The projected impact of these changes, based on specialty, are minimal. Many specialties will experience no change (i.e. family practice). The maximum projected increase is 3 percent for clinical psychologists and social workers and the largest projected decrease is 4 percent for ophthalmology.
Medicare Telehealth Services
For 2020, the following codes are proposed to address telehealth services for the treatment of opioid use: GYYY1, GYYY2, and GYYY3.
The proposed rule includes a work RVU of .25 for 98X00, and .44 for 98X01 and 98X02.
Evaluation and Management Services (E/M)
In 2020, CMS proposes to abandon many of the policies finalized for the 2019 year. The most significant change proposed relates to the 2019 change collapsing office/outpatient level 2, 3, and 5 E/M services. Instead, CMS proposes to largely follow recommendations from an AMA CPT workgroup on E/M (for 2021 implementation).
Key proposed changes include:
- Delete Level 1 for new patients (retain Level 1 for established patients).
- Pay separate rates for five levels of established visit codes and four levels of new patient visit codes.
- Revise the times and medical decision-making process for all codes.
- Utilize a single add-on code (99XXX) for prolonged office/outpatient E/M visits.
- Require the performance of a history and exam only as medically appropriate.
- Consolidate add-on codes GPC1X and GCG0X so that only the former remains in effect, related to ongoing care for a complex chronic condition.
Proposed changes to E/M payment and coding policies, if implemented in 2021, will generate an estimated 16 percent increase for endocrinology, 15 percent increase for rheumatology and 12 percent increase for hematology/oncology and family practice. Ophthalmology is estimated to experience an estimated 10 percent decrease followed by radiology, physical/occupational therapy, pathology and cardiac surgery with estimated 8 percent declines.
In the 2019 PFS final rule, CMS established modifiers to identify therapy services that are furnished in whole or part by physical therapy (PT) and occupational therapy (OT) assistants. A de minimis 10 percent standard was set for when these modifiers would apply to specific services.
Beginning in 2020, the modifiers are required to be reported on claims (the 10 percent de minimis standard will continue to be applied).
Physician Supervision Requirements for PAs
CMS proposes to modify the regulations on physician supervision of physician assistants to give PAs greater flexibility to practice more broadly in the current healthcare system. Changes in flexibility will be governed by state law and state scope of practice.
Principal Care Management (PCM) Services
CMS proposes to introduce new coding for PCM services which would pay clinicians for providing care management for patients with a single serious and high-risk condition. A qualifying condition would be expected to last between three months and one year, or until the death of a patient. The condition may have led to a recent hospitalization, and/or place the patient at significant risk of death, acute exacerbation/decompensation, or functional decline.

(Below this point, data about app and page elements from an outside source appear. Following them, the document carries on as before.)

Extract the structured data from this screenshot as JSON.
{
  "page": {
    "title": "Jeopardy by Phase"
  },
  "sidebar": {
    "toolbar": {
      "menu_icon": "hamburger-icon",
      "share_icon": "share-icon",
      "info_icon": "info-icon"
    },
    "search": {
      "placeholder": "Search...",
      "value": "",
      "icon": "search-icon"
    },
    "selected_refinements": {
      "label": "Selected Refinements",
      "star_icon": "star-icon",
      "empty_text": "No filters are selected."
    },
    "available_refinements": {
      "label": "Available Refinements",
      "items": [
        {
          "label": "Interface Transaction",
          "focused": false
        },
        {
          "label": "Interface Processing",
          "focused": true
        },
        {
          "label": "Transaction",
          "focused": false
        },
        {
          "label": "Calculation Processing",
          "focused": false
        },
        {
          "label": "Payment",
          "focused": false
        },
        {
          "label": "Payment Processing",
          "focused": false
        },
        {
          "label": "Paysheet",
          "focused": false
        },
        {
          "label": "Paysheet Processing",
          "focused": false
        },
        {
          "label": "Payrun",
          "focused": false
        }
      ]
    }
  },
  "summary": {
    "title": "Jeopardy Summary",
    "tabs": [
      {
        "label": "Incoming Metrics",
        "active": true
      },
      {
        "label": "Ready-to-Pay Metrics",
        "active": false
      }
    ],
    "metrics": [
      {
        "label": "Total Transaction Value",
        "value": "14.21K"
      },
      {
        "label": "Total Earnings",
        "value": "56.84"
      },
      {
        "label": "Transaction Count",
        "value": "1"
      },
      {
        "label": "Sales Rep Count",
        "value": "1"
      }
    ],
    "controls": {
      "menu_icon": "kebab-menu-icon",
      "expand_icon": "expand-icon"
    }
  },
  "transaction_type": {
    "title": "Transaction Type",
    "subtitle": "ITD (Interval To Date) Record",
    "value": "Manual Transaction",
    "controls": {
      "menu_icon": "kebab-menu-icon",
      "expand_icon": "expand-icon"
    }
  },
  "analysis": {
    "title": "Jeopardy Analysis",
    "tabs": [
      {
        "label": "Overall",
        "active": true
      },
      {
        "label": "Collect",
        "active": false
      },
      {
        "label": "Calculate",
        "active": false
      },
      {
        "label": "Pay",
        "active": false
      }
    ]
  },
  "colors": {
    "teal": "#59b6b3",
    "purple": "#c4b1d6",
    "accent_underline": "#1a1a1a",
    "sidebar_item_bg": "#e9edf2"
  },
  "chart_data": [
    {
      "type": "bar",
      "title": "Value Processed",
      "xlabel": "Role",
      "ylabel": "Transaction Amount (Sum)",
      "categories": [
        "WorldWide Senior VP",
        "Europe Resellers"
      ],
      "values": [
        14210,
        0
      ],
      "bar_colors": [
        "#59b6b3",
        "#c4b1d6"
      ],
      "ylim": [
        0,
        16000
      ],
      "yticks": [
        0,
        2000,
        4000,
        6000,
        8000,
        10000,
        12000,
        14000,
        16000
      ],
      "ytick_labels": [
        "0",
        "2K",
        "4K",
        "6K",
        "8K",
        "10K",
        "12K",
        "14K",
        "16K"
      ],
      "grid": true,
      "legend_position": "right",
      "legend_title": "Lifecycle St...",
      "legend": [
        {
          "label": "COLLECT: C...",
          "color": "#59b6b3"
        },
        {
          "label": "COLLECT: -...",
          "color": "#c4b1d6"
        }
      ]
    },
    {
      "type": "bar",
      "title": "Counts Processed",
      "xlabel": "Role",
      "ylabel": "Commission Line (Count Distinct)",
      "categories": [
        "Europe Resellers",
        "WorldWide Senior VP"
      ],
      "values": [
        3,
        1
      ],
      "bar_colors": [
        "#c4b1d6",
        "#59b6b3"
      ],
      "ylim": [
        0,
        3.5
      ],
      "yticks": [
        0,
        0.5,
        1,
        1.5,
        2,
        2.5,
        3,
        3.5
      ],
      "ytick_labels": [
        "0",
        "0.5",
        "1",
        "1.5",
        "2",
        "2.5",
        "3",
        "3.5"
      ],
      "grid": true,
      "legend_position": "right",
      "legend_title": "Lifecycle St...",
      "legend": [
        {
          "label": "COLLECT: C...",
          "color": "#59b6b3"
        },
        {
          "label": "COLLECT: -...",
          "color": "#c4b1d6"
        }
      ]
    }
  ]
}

Proposed MSSP Quality Measure Changes for 2020 Performance Year
CMS is soliciting comments on how to potentially align the Medicare Shared Savings Program (MSSP) quality performance scoring methodology more closely with the Merit-based Incentive Payment System (MIPS) quality performance scoring methodology. CMS believes that aligning quality metrics across programs will allow ACOs to more effectively target their resources toward improving care.
The comment period for the proposed rule closed Sept. 27, 2019. Now we wait. While we wait for the final rule, reviewing the impact of the proposed changes on specific specialties is encouraged. The proposed rule is published in the Federal Register, Vol. 84, No. 157/ Wednesday, August 14, 2019/Proposed Rules (link available in the online version of this article at NashvilleMedicalNews.com). CMS has also published a fact sheet which is published on their website at cms.gov/newsroom.
Lucy Carter, CPA, is a member (owner) in KraftCPAs PLLC and practice leader of the firm's healthcare industry team. Contact her via email at email@example.com. For more information, visit www.kraftcpas.com/healthcare.htm.